## THE PROBLEM
Gather from the listing below each line that includes the word "this", and copy it.

## SUPPLIED MATERIAL
►

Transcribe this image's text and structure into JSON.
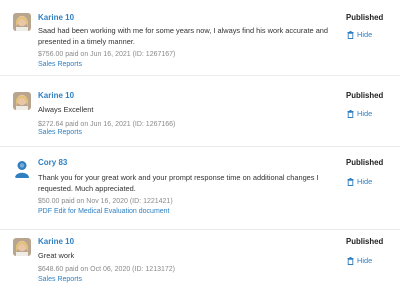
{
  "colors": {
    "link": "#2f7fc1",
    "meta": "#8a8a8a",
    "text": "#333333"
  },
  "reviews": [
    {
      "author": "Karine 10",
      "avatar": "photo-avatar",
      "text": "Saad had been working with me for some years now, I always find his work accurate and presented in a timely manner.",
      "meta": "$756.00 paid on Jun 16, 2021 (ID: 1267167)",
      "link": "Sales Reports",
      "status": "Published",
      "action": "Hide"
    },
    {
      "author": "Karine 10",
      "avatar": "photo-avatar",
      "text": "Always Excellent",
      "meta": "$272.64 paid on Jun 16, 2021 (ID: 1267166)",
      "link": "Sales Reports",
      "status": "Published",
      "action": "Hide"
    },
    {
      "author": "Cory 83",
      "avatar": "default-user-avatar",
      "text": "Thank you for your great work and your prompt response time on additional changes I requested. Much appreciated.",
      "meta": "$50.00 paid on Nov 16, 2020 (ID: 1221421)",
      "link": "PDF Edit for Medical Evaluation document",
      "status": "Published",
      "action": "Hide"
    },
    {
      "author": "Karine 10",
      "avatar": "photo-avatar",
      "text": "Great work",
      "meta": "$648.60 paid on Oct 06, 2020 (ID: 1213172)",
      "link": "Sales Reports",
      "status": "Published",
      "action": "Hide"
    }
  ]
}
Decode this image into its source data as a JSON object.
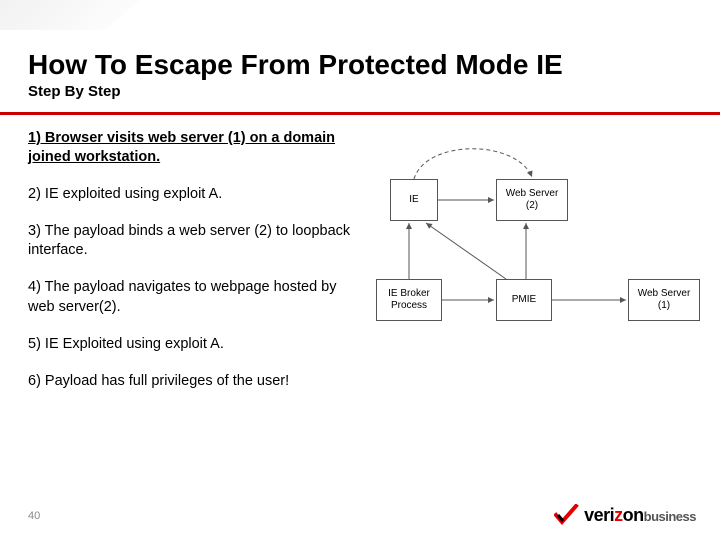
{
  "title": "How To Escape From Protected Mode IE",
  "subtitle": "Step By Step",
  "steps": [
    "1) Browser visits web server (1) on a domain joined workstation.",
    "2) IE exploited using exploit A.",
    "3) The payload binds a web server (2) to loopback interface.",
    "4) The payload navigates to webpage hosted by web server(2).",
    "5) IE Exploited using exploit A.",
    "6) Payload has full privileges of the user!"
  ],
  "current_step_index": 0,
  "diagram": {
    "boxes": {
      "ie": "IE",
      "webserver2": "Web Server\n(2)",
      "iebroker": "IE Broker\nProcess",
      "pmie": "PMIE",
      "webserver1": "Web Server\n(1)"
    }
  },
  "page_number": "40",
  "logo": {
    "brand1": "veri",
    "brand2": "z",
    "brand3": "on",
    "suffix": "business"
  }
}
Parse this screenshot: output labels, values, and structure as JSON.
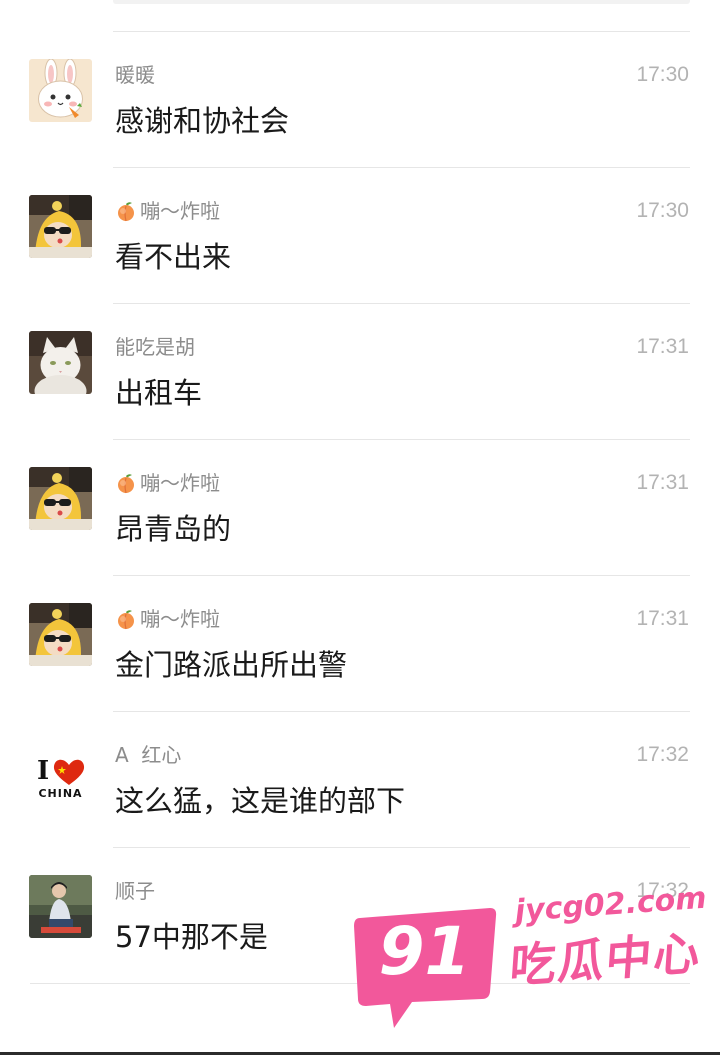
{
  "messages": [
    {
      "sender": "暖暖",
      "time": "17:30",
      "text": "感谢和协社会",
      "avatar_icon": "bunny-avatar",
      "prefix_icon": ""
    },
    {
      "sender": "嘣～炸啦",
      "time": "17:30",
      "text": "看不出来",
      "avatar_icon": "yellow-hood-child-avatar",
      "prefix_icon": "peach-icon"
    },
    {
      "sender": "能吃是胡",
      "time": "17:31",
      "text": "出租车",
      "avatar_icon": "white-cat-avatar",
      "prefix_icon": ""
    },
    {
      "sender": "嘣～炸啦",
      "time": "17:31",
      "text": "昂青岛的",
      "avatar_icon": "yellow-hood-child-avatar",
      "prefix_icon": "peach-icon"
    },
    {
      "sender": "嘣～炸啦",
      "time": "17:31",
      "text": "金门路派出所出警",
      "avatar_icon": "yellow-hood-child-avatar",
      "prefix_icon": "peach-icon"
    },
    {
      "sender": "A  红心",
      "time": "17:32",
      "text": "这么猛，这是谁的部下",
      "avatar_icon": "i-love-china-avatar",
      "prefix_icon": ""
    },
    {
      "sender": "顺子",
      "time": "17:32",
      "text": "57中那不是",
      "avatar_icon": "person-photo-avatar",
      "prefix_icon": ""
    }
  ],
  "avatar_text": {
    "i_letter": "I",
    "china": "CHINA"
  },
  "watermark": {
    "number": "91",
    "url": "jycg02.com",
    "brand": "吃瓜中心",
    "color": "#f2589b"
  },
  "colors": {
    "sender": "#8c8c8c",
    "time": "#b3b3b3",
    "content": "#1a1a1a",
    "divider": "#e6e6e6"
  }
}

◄
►

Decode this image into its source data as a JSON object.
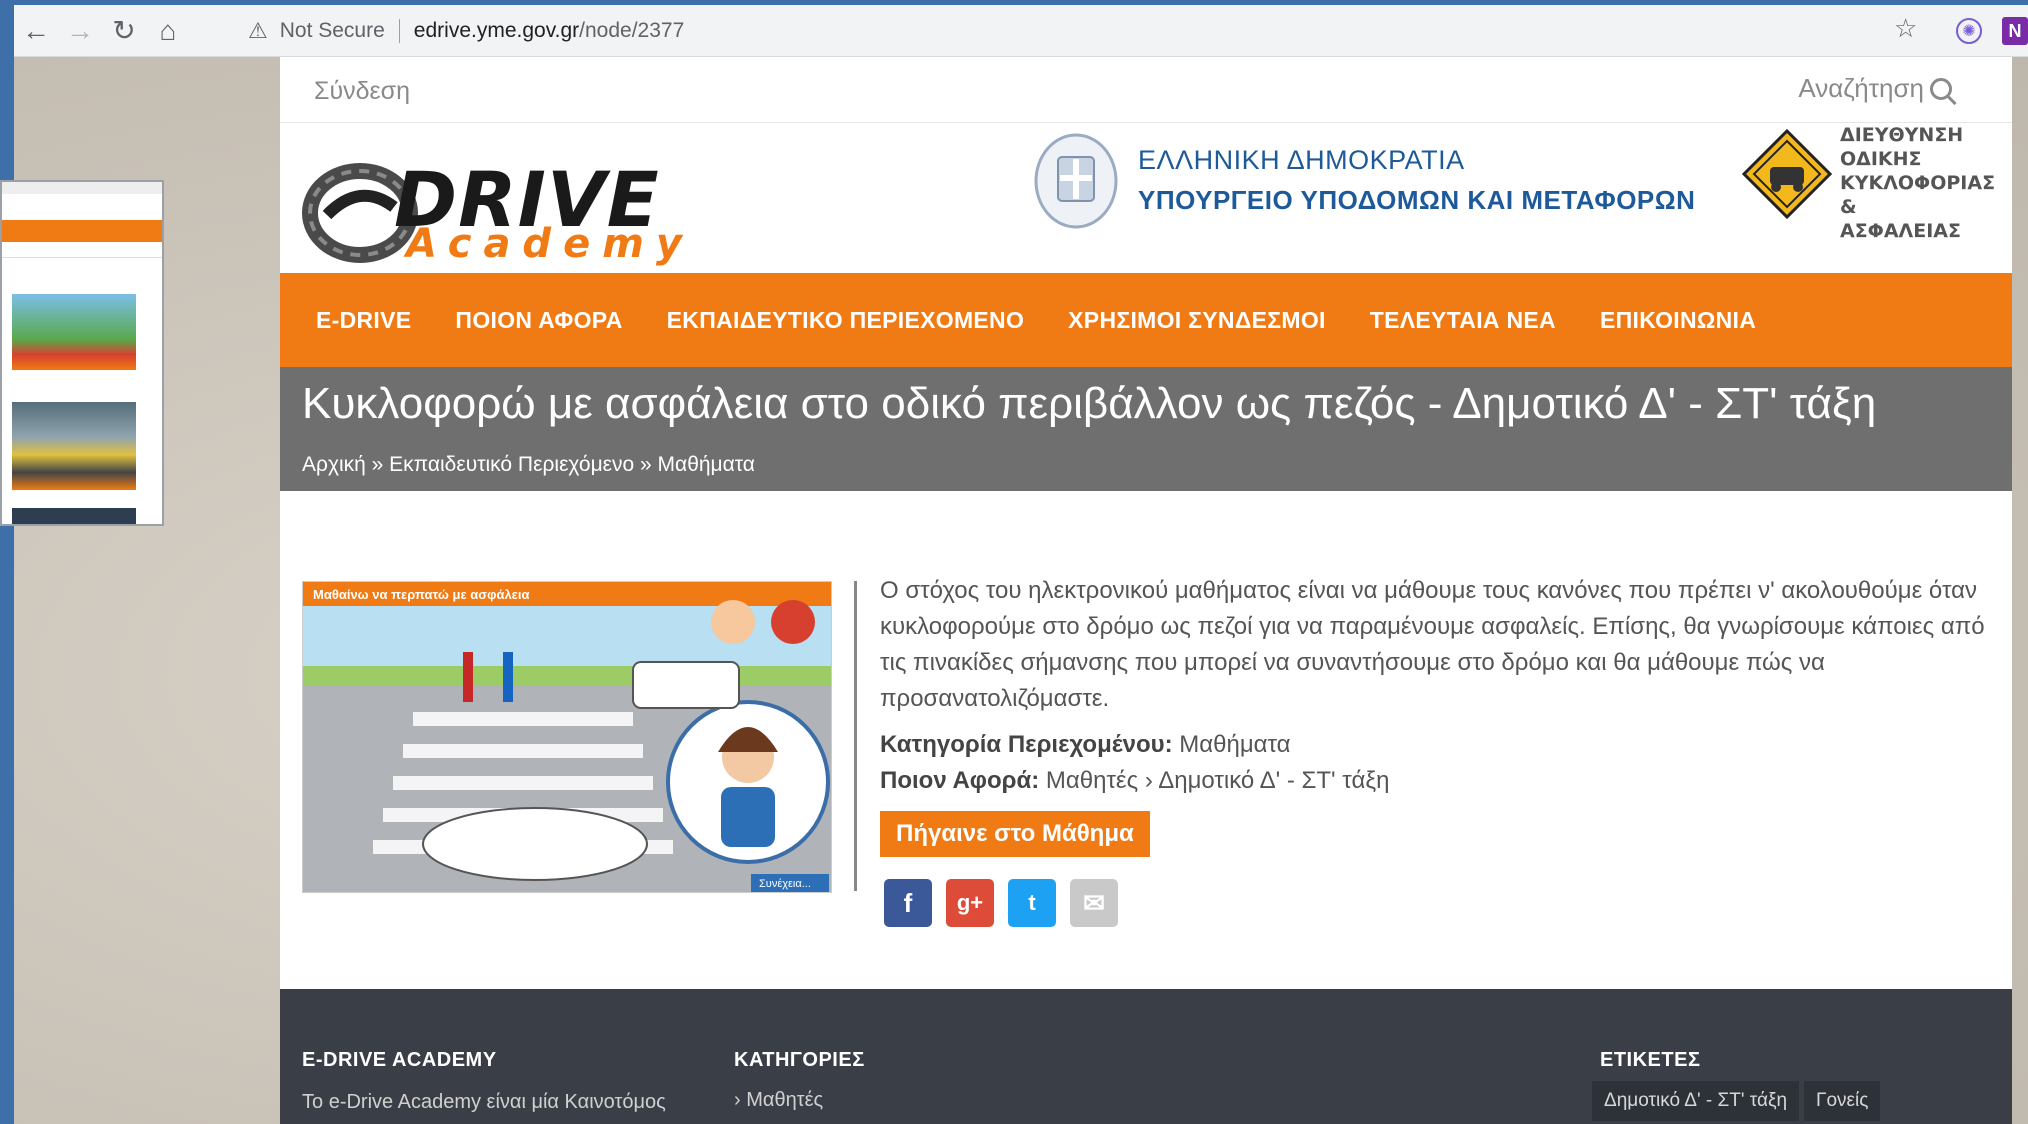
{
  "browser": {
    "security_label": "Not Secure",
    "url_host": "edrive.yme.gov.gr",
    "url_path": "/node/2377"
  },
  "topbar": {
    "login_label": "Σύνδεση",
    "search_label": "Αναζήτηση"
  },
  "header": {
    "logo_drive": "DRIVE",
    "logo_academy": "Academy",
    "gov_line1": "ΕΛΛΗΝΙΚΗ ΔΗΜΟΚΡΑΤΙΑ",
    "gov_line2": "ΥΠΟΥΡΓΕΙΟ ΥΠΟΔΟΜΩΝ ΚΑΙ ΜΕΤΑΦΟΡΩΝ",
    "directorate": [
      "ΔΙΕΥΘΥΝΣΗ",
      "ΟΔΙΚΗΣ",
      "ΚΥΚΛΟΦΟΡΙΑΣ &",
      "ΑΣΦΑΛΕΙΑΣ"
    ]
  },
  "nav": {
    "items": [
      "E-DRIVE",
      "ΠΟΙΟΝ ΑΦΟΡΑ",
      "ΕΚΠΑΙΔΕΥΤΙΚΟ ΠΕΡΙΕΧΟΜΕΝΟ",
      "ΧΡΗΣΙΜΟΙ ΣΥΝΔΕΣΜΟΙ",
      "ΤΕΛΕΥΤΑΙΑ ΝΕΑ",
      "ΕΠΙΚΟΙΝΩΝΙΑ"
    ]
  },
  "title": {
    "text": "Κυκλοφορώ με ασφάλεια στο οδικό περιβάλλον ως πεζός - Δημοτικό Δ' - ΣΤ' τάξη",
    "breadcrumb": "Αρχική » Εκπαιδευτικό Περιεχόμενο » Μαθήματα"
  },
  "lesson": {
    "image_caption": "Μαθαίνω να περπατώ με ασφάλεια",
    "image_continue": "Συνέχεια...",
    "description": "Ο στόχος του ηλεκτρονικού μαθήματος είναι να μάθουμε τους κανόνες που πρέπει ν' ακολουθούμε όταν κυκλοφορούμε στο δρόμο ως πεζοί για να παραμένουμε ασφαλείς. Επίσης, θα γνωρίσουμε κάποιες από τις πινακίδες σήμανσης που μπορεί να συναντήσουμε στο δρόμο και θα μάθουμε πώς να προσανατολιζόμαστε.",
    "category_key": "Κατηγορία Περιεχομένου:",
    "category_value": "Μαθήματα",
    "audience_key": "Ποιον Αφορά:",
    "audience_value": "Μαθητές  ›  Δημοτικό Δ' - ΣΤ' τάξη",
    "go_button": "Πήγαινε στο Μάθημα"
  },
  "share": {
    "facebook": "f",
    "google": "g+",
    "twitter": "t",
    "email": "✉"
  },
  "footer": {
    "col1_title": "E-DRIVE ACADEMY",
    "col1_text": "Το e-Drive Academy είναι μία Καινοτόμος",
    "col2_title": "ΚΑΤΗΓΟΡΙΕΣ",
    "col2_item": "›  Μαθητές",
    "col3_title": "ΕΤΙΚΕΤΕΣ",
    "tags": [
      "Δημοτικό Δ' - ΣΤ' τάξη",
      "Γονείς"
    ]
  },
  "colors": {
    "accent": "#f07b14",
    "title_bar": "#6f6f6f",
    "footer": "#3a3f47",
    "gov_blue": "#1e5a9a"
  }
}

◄

## COMPLETED EXERCISE
Transcribe this image's text and structure into JSON.
Decode this image into its source data as a JSON object.
Parse this screenshot: output labels, values, and structure as JSON.
Decode this image into its source data as a JSON object.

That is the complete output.